The following have all been detected in wastewater entering the treatment station:
- Bezafibrate — a cholesterol-reducing medication.
- Enalapril — hypertension medication.
- Methotrexate and cyclophosphamide — used in the treatment of certain cancers.
However, the researchers only detected bezafibrate and enalapril in the water leaving the plant and in the surface water of the St. Lawrence, where the treated water is released.
Sébastien Sauvé, a professor of environmental chemistry at the university, said the team suspects the chemotherapy medications are also present in the treated water, but researchers will have to improve their detection methods before they show up.
"Consumption of these medications are quite low, but they are toxic. They kill all cells," he told CBC News.
"As for the chemotherapy products detected in the raw wastewater but not in the treated wastewater, one question remains," he said. "Did we not detect them because the treatment process succeeded in eliminating them or because our detection method is not yet sophisticated enough to detect them?"
The quantities of bezafibrate and enalapril detected in the raw wastewater, treated wastewater and surface water at the treatment station outlet are respectively: 50 nanograms per litre, 35 nanograms per litre, and 8 nanograms per litre for bezafibrate; and 280 nanogram per litre, 240 nanogram per litre and 39 nanogram per litre for enalapril.
"All in all, these quantities are minimal, yet we don't yet know their effects on the fauna and flora of the St. Lawrence," Sauvé said. "It is possible that some species are sensitive to them. Other ecotoxicological studies will be necessary."
The study was conducted due to the sharp rise in drug consumption over the past few years, the researchers said in a release.
In 1999, according to a study by consulting firm IMS Health Global Services, world drug consumption amounted to $342 billion Cdn. In 2006, that figure doubled to $643 billion.

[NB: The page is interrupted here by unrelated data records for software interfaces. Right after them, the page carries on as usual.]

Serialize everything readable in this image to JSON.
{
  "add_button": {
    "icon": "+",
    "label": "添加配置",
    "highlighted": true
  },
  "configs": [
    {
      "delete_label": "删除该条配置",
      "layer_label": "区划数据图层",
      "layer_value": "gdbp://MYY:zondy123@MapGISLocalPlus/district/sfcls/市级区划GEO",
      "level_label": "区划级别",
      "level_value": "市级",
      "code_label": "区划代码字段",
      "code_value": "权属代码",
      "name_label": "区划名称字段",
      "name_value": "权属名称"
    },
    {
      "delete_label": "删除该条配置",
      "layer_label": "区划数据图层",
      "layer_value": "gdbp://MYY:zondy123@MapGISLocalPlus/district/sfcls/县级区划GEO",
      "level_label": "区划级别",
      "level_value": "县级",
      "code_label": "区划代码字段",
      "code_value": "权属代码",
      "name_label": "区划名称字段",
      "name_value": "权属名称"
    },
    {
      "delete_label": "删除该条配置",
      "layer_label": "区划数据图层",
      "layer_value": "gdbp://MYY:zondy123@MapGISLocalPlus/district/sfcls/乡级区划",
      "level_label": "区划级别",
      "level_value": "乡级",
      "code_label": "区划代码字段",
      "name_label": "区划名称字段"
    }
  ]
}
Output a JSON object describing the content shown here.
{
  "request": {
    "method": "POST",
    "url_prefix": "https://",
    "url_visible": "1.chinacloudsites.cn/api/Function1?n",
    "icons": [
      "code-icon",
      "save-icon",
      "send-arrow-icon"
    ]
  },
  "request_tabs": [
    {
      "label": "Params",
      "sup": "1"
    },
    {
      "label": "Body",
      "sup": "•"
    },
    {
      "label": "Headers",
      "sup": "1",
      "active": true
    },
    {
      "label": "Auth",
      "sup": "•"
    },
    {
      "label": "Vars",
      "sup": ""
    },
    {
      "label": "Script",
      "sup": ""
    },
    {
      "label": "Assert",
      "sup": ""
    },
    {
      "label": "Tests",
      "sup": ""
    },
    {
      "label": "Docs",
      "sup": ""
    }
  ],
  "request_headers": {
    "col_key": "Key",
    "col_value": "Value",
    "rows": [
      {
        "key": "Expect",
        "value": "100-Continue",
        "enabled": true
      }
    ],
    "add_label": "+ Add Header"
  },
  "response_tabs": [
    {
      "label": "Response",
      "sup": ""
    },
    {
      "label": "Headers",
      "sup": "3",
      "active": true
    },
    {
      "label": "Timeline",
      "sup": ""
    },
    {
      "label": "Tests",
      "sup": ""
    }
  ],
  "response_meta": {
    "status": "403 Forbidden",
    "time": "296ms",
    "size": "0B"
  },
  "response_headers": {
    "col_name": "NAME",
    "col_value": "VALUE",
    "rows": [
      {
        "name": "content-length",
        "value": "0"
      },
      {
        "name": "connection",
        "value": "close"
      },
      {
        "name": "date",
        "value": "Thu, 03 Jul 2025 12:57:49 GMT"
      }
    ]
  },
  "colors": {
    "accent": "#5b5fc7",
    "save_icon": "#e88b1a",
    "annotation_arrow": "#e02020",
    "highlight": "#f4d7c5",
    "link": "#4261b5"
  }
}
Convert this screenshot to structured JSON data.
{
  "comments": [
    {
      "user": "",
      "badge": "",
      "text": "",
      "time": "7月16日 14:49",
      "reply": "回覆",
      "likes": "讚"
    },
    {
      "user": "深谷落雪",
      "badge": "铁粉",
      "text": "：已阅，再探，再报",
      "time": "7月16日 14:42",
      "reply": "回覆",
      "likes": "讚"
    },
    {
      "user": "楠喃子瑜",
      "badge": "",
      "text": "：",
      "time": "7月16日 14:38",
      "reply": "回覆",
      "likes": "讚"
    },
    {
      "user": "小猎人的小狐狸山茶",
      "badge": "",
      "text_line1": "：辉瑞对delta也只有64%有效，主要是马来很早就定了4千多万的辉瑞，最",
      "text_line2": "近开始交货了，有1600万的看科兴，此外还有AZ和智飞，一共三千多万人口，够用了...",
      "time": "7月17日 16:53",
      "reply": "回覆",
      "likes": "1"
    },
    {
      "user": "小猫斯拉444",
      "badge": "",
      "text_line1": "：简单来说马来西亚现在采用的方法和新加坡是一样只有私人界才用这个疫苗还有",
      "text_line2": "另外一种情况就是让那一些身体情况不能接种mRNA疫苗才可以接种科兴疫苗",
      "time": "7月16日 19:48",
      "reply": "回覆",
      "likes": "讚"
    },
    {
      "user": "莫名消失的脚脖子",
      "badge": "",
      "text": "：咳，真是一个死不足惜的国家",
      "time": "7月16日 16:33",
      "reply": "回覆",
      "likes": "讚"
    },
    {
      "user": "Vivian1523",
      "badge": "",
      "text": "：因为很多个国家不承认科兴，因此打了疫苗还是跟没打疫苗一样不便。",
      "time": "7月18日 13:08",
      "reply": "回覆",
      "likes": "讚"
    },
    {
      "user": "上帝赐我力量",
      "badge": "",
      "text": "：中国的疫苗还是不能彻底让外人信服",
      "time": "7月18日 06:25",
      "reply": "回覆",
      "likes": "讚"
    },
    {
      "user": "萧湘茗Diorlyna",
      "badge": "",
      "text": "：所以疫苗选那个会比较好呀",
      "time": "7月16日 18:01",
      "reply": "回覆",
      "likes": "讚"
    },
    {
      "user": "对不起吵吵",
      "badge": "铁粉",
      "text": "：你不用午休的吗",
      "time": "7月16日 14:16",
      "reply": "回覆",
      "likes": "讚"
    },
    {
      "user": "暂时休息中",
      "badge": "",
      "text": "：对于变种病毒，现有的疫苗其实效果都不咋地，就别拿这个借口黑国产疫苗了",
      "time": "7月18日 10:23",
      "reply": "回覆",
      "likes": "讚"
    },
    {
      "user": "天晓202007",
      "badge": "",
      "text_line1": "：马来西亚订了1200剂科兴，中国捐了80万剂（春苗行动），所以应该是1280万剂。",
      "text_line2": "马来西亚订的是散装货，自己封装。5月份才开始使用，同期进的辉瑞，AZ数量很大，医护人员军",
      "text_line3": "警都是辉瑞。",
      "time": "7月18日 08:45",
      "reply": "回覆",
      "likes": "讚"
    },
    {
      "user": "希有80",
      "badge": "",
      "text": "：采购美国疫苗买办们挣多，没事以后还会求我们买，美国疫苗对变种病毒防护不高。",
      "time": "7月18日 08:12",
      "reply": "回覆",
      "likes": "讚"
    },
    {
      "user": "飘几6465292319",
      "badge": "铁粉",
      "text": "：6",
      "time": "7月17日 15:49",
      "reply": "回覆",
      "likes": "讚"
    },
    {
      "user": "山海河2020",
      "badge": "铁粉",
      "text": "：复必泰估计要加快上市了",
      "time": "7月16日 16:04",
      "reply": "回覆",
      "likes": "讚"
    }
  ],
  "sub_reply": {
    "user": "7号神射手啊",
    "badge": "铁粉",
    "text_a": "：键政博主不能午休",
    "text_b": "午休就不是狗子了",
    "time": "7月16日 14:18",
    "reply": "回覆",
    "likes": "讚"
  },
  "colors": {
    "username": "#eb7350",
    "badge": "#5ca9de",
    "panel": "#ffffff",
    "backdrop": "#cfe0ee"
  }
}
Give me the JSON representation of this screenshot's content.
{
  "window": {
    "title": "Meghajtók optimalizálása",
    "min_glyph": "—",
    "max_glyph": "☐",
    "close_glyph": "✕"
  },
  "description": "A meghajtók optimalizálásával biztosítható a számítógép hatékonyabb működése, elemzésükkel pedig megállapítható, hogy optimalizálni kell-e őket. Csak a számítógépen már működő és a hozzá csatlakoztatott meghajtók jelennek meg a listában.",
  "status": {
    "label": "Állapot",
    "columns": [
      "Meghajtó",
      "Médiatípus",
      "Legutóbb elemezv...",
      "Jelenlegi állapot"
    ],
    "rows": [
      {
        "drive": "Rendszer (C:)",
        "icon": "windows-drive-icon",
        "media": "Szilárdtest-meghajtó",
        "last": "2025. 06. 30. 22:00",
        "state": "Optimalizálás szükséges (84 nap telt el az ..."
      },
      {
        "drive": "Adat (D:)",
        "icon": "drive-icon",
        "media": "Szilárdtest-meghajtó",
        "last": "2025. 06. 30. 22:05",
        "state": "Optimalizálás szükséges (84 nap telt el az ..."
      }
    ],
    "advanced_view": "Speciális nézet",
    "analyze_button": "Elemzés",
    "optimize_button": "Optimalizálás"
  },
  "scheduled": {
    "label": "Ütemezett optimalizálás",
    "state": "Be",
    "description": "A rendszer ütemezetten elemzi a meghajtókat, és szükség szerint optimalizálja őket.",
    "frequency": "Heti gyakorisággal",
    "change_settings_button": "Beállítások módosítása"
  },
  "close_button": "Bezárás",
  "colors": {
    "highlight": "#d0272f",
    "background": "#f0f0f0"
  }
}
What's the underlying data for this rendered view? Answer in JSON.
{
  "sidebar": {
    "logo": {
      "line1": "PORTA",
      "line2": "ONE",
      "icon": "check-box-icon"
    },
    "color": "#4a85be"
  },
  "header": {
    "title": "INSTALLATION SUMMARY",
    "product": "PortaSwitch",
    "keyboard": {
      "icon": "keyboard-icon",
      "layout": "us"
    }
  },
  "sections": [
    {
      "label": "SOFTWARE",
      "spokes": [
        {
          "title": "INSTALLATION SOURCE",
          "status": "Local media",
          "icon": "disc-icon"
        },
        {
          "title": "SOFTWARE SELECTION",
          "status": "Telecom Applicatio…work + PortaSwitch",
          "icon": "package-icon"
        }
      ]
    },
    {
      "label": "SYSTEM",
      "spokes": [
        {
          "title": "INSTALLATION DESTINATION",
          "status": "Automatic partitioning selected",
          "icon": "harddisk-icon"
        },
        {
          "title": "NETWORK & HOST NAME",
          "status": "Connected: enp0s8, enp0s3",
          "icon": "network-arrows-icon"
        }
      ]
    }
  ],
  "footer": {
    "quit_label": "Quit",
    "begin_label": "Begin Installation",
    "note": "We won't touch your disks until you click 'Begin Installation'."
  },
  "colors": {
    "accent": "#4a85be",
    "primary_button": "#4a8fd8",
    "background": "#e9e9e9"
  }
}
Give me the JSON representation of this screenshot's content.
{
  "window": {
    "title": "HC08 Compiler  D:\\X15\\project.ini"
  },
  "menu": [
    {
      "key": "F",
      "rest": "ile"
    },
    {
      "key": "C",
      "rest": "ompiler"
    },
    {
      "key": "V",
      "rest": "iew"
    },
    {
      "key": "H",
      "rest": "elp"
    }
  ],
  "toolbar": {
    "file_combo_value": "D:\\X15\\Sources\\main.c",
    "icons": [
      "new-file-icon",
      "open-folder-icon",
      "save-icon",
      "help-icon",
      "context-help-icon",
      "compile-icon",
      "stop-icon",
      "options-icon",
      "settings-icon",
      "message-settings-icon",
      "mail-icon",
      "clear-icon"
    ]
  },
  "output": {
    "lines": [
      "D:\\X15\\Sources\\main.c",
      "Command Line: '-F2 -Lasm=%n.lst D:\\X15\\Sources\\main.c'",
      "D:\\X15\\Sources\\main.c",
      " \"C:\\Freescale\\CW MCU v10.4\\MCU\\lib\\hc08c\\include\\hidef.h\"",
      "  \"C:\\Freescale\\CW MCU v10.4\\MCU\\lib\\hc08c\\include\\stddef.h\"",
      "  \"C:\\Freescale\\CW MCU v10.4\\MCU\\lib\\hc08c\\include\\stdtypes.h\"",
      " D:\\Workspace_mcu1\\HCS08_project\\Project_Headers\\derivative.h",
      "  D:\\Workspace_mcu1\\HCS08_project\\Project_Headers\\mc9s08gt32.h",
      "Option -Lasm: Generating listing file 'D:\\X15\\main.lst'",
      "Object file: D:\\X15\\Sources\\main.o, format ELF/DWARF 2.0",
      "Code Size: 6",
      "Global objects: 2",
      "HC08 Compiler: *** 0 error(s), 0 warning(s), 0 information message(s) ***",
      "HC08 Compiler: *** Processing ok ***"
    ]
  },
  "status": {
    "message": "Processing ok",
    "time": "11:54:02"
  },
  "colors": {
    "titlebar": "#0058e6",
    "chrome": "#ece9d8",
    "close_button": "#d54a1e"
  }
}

A significant proportion of the drugs consumed are excreted by the human body in urine and end up in municipal wastewater. Sauvé said the same is true for the drugs his research team found in the Montreal area.
Previous studies have detected antibiotics in waterways, as well as the remnants of hormone replace therapy and birth-control pills.
Antibiotics are "barely removed," while a "good portion or three-quarters" of prescribed hormones are gone after they leave the body, Sauvé said. "But one-fourth is still too much," he added.
He said estrogen, for example, affects the endocrinology of fish, and if levels are too high, waterways can end up with mostly female fish, curbing population growth.